In March, 2002, under the auspices of the United Nations, governments of the world met in Monterrey, Mexico, to look at an extensive and far-reaching set of issues entailed in financing for development. These included the role of domestic resource mobilization, private and foreign direct investment, aid and innovative sources of finance, external debt, trade and systemic Financing for Development issues in promoting sustainable development. Monterrey emerged out of a financial crisis in Asia and Latin America in the 1990s. But it was also guided by a perceived crisis in development: the need to examine the shortfall in resources required for countries to achieve the Millennium Development Goals (MDGs). It entailed an ongoing multi-stakeholder process involving a range of multilateral institutions, governments, civil society organizations (CSOs) and the private sector.
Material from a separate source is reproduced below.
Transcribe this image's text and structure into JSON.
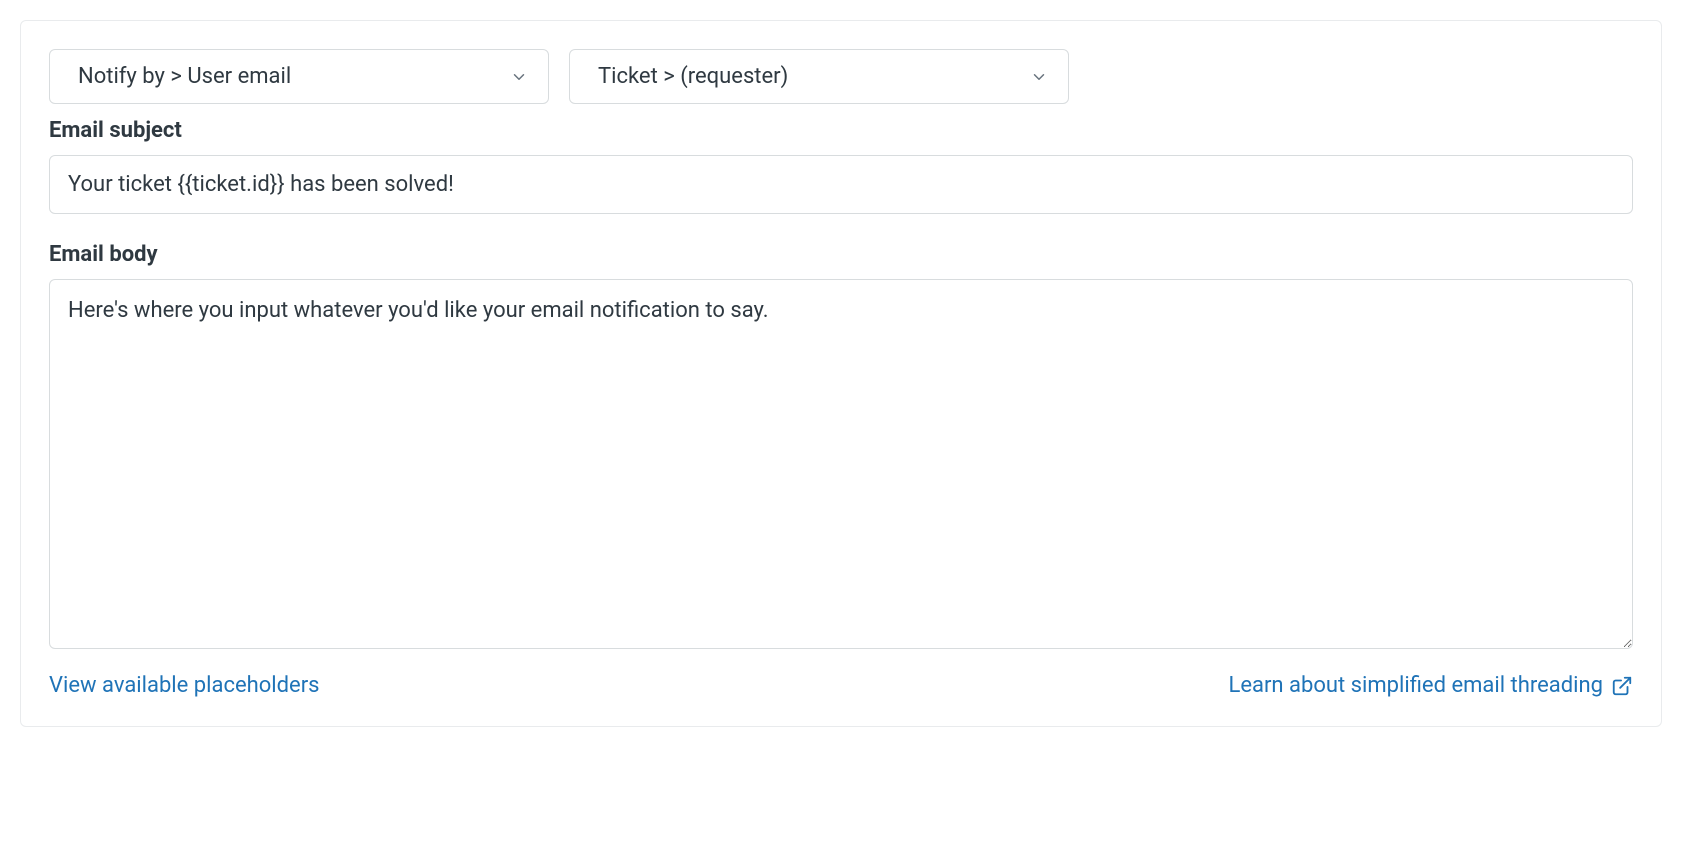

In November 2008, in Doha, Qatar, the United Nations evaluated progress on the "Monterrey consensus", and at the time identified the need for a conference on the "World Financial and Economic Crisis and its Impact on Development".
We work to:
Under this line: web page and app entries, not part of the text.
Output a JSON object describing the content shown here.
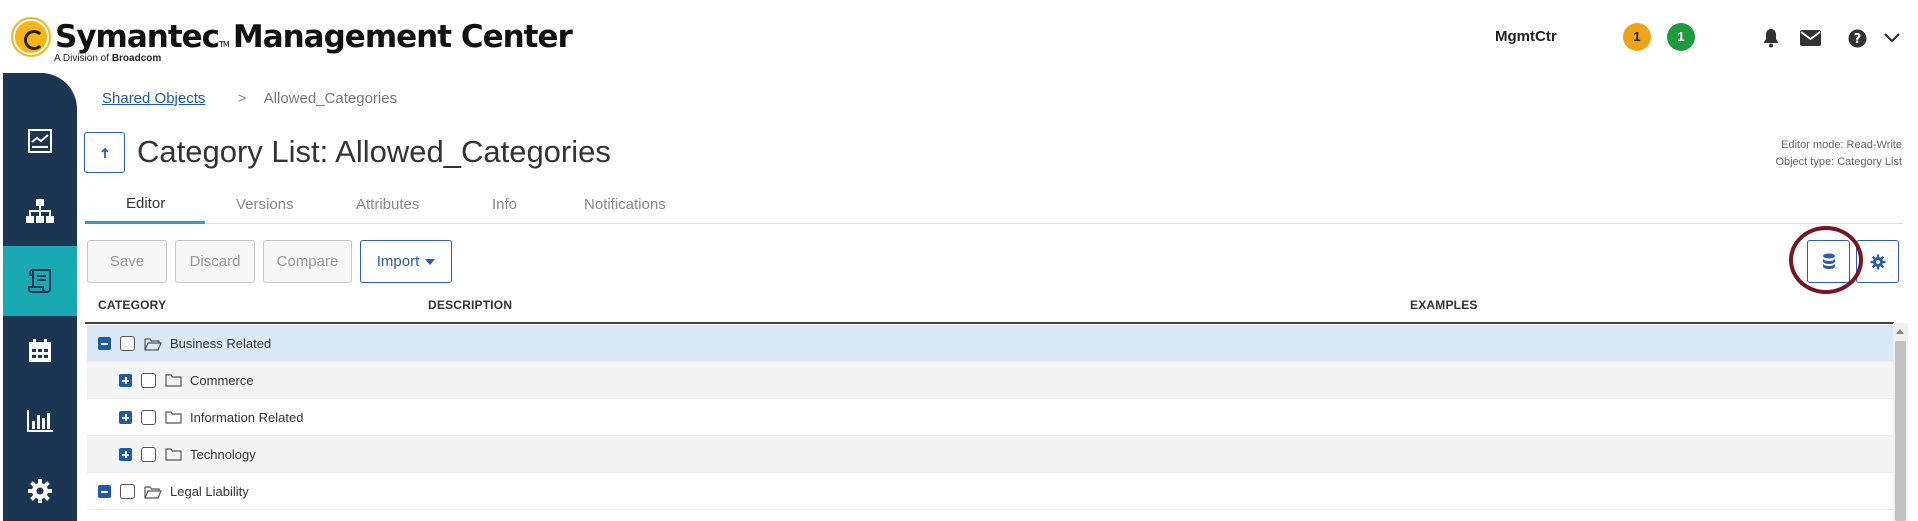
{
  "header": {
    "brand": "Symantec",
    "brand_tm": "TM",
    "product": "Management Center",
    "subbrand_prefix": "A Division of",
    "subbrand_company": "Broadcom",
    "instance": "MgmtCtr",
    "alert_count_warning": "1",
    "alert_count_ok": "1",
    "icons": [
      "bell-icon",
      "mail-icon",
      "help-icon",
      "chevron-down-icon"
    ]
  },
  "leftnav": {
    "items": [
      "dashboard-icon",
      "network-icon",
      "policy-icon",
      "calendar-icon",
      "reports-icon",
      "settings-icon"
    ],
    "active": "policy-icon"
  },
  "breadcrumb": {
    "parent": "Shared Objects",
    "separator": ">",
    "current": "Allowed_Categories"
  },
  "page": {
    "title": "Category List: Allowed_Categories",
    "editor_mode": "Editor mode: Read-Write",
    "object_type": "Object type: Category List"
  },
  "tabs": [
    "Editor",
    "Versions",
    "Attributes",
    "Info",
    "Notifications"
  ],
  "toolbar": {
    "save": "Save",
    "discard": "Discard",
    "compare": "Compare",
    "import": "Import"
  },
  "table": {
    "columns": [
      "CATEGORY",
      "DESCRIPTION",
      "EXAMPLES"
    ],
    "rows": [
      {
        "label": "Business Related",
        "expanded": true
      },
      {
        "label": "Commerce",
        "expanded": false
      },
      {
        "label": "Information Related",
        "expanded": false
      },
      {
        "label": "Technology",
        "expanded": false
      },
      {
        "label": "Legal Liability",
        "expanded": true
      }
    ]
  },
  "colors": {
    "nav_bg": "#1c3552",
    "nav_active": "#18a9b2",
    "accent": "#2b5da8",
    "highlight": "#7a1424"
  }
}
support the ongoing "financing for development" process and its review;
press for the implementation of innovative mechanisms for financing development, including the adoption of a tax on currency transactions;
promote measures to reduce tax evasion and illicit capital flight;
encourage the development of a new form of special drawing rights that can be used according to need for development purposes;
press for the development of a new global reserve system that encourages greater global financial stability than the current system as constituted.